__EXERCISE__. Find the string "your" in the records. Copy each line that has it.

__RECORDS FOR THE EXERCISE__.
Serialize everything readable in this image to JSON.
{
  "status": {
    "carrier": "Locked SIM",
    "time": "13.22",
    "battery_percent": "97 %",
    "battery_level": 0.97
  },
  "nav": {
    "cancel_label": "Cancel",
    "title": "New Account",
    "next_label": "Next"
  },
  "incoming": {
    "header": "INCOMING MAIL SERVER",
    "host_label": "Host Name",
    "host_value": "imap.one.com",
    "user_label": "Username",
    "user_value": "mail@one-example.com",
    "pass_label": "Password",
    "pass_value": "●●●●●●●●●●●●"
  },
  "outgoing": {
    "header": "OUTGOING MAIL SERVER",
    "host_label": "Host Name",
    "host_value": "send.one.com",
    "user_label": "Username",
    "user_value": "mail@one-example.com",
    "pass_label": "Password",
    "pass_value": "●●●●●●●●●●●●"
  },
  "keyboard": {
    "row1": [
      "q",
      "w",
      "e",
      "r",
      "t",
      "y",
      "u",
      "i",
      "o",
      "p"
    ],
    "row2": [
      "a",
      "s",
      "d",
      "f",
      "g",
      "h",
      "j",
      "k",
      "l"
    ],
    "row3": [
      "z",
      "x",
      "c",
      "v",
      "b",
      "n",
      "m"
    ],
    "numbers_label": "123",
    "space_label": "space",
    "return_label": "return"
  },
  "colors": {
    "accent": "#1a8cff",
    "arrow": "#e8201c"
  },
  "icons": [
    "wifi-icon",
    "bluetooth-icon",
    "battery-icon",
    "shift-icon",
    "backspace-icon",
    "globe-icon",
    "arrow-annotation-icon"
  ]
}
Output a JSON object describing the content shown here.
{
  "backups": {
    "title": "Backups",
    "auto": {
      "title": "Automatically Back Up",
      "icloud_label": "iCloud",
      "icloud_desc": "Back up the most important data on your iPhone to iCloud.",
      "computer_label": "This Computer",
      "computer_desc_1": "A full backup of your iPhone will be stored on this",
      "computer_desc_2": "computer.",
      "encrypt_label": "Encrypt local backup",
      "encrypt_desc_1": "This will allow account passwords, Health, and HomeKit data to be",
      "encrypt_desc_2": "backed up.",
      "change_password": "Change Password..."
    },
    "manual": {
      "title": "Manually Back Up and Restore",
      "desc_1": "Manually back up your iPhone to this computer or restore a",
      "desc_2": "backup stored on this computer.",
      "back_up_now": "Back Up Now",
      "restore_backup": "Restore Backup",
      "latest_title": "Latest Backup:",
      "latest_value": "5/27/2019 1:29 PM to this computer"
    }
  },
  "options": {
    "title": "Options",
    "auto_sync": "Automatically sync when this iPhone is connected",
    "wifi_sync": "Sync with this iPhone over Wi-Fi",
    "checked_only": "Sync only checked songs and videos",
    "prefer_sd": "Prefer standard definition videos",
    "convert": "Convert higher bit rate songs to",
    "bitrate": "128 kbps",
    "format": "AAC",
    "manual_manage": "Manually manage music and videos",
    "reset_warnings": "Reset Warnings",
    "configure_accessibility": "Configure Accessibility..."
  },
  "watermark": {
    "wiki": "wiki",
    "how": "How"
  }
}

__SOLUTION FOR THIS EXERCISE__.
      "icloud_desc": "Back up the most important data on your iPhone to iCloud.",
      "computer_desc_1": "A full backup of your iPhone will be stored on this",
      "desc_1": "Manually back up your iPhone to this computer or restore a",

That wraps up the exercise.